Task prompt
In this exercise, return each entry exactly as given.

Data records:
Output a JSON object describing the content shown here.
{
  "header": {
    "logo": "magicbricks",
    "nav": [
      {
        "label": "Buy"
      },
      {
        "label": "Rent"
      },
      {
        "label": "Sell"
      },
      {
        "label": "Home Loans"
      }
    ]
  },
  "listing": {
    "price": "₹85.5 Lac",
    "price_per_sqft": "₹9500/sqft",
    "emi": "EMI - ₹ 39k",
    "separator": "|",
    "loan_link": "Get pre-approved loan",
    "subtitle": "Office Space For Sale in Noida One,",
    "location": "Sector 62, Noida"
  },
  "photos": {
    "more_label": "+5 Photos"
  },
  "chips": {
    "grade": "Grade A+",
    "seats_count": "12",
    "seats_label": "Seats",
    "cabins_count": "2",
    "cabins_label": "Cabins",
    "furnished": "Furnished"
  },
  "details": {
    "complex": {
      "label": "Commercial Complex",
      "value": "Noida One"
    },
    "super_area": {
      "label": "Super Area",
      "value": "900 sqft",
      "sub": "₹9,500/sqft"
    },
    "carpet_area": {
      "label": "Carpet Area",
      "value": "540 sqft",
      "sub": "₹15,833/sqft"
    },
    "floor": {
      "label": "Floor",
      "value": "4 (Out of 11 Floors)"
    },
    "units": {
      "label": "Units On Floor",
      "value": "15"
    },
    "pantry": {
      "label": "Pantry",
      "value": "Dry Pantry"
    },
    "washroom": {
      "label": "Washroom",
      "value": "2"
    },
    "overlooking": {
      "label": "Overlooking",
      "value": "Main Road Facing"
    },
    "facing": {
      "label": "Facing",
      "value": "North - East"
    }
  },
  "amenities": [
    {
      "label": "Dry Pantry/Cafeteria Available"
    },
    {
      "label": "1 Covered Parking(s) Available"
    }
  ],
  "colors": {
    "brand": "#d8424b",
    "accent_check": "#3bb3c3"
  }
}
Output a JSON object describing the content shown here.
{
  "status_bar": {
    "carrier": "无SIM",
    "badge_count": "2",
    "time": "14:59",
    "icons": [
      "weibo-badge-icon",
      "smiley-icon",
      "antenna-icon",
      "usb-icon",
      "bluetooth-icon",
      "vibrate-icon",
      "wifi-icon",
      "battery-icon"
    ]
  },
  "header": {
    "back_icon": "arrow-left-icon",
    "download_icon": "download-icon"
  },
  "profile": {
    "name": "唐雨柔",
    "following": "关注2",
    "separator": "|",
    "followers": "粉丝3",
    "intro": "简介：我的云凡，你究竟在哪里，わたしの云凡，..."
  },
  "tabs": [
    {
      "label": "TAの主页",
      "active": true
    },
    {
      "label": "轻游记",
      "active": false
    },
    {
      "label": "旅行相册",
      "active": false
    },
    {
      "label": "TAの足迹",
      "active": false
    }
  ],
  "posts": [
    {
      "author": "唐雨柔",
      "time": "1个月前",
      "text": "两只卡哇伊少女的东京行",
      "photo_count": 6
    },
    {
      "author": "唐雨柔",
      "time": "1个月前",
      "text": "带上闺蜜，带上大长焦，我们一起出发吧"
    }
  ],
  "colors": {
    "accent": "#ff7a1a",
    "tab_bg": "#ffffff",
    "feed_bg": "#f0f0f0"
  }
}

Task result
Output a JSON object describing the content shown here.
{
  "header": {
    "logo": "magicbricks",
    "nav": [
      {
        "label": "Buy"
      },
      {
        "label": "Rent"
      },
      {
        "label": "Sell"
      },
      {
        "label": "Home Loans"
      }
    ]
  },
  "listing": {
    "price": "₹85.5 Lac",
    "price_per_sqft": "₹9500/sqft",
    "emi": "EMI - ₹ 39k",
    "separator": "|",
    "loan_link": "Get pre-approved loan",
    "subtitle": "Office Space For Sale in Noida One,",
    "location": "Sector 62, Noida"
  },
  "photos": {
    "more_label": "+5 Photos"
  },
  "chips": {
    "grade": "Grade A+",
    "seats_count": "12",
    "seats_label": "Seats",
    "cabins_count": "2",
    "cabins_label": "Cabins",
    "furnished": "Furnished"
  },
  "details": {
    "complex": {
      "label": "Commercial Complex",
      "value": "Noida One"
    },
    "super_area": {
      "label": "Super Area",
      "value": "900 sqft",
      "sub": "₹9,500/sqft"
    },
    "carpet_area": {
      "label": "Carpet Area",
      "value": "540 sqft",
      "sub": "₹15,833/sqft"
    },
    "floor": {
      "label": "Floor",
      "value": "4 (Out of 11 Floors)"
    },
    "units": {
      "label": "Units On Floor",
      "value": "15"
    },
    "pantry": {
      "label": "Pantry",
      "value": "Dry Pantry"
    },
    "washroom": {
      "label": "Washroom",
      "value": "2"
    },
    "overlooking": {
      "label": "Overlooking",
      "value": "Main Road Facing"
    },
    "facing": {
      "label": "Facing",
      "value": "North - East"
    }
  },
  "amenities": [
    {
      "label": "Dry Pantry/Cafeteria Available"
    },
    {
      "label": "1 Covered Parking(s) Available"
    }
  ],
  "colors": {
    "brand": "#d8424b",
    "accent_check": "#3bb3c3"
  }
}
Output a JSON object describing the content shown here.
{
  "status_bar": {
    "carrier": "无SIM",
    "badge_count": "2",
    "time": "14:59",
    "icons": [
      "weibo-badge-icon",
      "smiley-icon",
      "antenna-icon",
      "usb-icon",
      "bluetooth-icon",
      "vibrate-icon",
      "wifi-icon",
      "battery-icon"
    ]
  },
  "header": {
    "back_icon": "arrow-left-icon",
    "download_icon": "download-icon"
  },
  "profile": {
    "name": "唐雨柔",
    "following": "关注2",
    "separator": "|",
    "followers": "粉丝3",
    "intro": "简介：我的云凡，你究竟在哪里，わたしの云凡，..."
  },
  "tabs": [
    {
      "label": "TAの主页",
      "active": true
    },
    {
      "label": "轻游记",
      "active": false
    },
    {
      "label": "旅行相册",
      "active": false
    },
    {
      "label": "TAの足迹",
      "active": false
    }
  ],
  "posts": [
    {
      "author": "唐雨柔",
      "time": "1个月前",
      "text": "两只卡哇伊少女的东京行",
      "photo_count": 6
    },
    {
      "author": "唐雨柔",
      "time": "1个月前",
      "text": "带上闺蜜，带上大长焦，我们一起出发吧"
    }
  ],
  "colors": {
    "accent": "#ff7a1a",
    "tab_bg": "#ffffff",
    "feed_bg": "#f0f0f0"
  }
}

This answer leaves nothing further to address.